═══ Provided records ═══

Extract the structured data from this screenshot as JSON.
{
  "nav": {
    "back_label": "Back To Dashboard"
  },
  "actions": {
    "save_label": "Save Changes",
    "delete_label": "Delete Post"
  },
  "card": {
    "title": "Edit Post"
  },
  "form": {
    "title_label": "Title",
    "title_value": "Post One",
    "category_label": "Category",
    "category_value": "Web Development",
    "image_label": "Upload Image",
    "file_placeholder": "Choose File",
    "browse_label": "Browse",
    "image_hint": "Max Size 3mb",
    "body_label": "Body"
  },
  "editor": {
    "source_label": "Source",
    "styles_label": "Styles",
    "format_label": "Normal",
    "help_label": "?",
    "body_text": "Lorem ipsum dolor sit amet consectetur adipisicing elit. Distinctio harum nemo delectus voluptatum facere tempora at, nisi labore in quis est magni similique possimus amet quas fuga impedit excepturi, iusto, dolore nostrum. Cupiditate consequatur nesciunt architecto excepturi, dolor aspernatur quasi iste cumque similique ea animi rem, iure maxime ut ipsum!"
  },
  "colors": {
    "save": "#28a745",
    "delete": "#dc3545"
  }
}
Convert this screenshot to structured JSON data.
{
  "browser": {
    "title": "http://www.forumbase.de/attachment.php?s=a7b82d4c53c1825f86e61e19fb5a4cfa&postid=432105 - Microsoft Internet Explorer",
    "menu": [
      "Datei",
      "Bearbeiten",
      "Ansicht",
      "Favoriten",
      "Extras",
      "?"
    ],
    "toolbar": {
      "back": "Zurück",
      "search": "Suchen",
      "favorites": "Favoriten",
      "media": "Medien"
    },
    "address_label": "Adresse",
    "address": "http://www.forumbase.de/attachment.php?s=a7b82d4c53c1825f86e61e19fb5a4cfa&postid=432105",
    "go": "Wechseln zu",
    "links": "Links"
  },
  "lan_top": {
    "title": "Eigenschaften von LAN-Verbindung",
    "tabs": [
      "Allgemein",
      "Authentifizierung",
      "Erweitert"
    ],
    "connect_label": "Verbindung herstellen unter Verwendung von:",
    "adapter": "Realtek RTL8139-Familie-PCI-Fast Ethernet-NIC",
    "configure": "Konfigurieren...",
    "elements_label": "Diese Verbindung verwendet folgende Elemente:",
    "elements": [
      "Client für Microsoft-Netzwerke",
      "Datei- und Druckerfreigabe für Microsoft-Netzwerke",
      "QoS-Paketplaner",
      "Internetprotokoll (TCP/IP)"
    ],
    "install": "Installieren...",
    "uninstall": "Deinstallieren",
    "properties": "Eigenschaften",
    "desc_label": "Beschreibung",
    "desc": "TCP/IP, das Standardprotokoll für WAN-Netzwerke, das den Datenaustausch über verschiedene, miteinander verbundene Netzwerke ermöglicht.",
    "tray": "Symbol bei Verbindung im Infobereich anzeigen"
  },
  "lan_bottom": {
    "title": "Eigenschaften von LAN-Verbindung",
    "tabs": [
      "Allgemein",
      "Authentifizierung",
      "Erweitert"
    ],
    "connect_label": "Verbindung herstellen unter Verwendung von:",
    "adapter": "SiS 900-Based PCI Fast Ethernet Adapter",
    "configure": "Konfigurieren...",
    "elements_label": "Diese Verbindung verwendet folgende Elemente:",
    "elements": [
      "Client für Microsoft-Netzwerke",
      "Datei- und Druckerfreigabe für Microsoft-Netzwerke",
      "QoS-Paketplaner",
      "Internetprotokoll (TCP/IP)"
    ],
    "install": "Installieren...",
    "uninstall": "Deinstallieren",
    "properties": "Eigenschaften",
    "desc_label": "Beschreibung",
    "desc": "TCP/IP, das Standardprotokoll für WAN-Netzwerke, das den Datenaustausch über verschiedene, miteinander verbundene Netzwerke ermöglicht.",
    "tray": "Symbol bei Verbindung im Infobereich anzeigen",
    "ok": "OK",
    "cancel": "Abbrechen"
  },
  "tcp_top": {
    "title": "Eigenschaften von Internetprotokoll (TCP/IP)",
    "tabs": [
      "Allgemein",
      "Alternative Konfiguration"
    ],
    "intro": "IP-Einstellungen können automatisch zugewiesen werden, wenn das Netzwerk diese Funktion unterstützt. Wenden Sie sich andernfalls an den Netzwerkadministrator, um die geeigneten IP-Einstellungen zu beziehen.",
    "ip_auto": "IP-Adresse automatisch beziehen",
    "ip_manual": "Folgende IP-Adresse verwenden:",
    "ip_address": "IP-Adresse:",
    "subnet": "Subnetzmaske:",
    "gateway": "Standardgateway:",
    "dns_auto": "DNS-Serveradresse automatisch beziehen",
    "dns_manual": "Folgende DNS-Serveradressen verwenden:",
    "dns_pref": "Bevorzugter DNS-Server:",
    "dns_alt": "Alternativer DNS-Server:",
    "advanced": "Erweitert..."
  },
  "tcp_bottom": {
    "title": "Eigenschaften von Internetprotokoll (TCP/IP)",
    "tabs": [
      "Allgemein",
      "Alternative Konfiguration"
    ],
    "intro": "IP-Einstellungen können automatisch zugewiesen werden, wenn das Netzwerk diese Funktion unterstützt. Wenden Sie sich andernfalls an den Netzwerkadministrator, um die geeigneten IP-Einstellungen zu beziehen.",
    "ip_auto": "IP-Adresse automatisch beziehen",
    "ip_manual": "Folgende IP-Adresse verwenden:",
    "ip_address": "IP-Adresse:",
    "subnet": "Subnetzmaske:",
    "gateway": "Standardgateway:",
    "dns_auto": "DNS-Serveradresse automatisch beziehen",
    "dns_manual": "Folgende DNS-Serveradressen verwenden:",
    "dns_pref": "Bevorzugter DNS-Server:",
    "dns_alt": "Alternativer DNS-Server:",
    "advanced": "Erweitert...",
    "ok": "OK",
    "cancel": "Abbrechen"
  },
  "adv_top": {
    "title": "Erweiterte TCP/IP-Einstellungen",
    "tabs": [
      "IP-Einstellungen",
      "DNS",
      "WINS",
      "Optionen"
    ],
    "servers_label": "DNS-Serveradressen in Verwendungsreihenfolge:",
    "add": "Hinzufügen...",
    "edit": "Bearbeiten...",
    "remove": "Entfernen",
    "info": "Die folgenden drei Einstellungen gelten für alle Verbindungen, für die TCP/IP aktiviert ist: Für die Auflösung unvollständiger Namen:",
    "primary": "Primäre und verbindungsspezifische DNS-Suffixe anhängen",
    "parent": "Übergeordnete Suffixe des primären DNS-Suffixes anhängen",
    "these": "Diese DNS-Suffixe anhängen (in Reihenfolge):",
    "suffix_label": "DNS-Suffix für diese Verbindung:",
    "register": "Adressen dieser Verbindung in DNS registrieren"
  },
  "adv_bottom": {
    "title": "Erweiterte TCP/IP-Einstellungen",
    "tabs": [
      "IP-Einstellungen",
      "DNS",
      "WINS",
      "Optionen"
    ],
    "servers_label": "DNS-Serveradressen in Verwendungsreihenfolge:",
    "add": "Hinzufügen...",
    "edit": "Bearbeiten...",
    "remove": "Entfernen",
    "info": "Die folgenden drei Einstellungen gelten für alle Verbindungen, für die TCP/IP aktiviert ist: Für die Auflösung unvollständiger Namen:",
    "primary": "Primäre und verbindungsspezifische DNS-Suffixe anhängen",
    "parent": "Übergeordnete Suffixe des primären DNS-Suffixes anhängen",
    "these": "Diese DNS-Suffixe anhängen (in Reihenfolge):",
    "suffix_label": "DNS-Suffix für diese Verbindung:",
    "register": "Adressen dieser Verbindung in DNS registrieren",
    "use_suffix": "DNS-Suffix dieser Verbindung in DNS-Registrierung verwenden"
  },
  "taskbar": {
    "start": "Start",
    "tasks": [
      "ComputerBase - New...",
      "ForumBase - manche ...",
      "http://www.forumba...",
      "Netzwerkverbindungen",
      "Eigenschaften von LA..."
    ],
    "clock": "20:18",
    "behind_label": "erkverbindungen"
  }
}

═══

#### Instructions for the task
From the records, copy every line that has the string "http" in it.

#### Exercise response
    "title": "http://www.forumbase.de/attachment.php?s=a7b82d4c53c1825f86e61e19fb5a4cfa&postid=432105 - Microsoft Internet Explorer",
    "address": "http://www.forumbase.de/attachment.php?s=a7b82d4c53c1825f86e61e19fb5a4cfa&postid=432105",
      "http://www.forumba...",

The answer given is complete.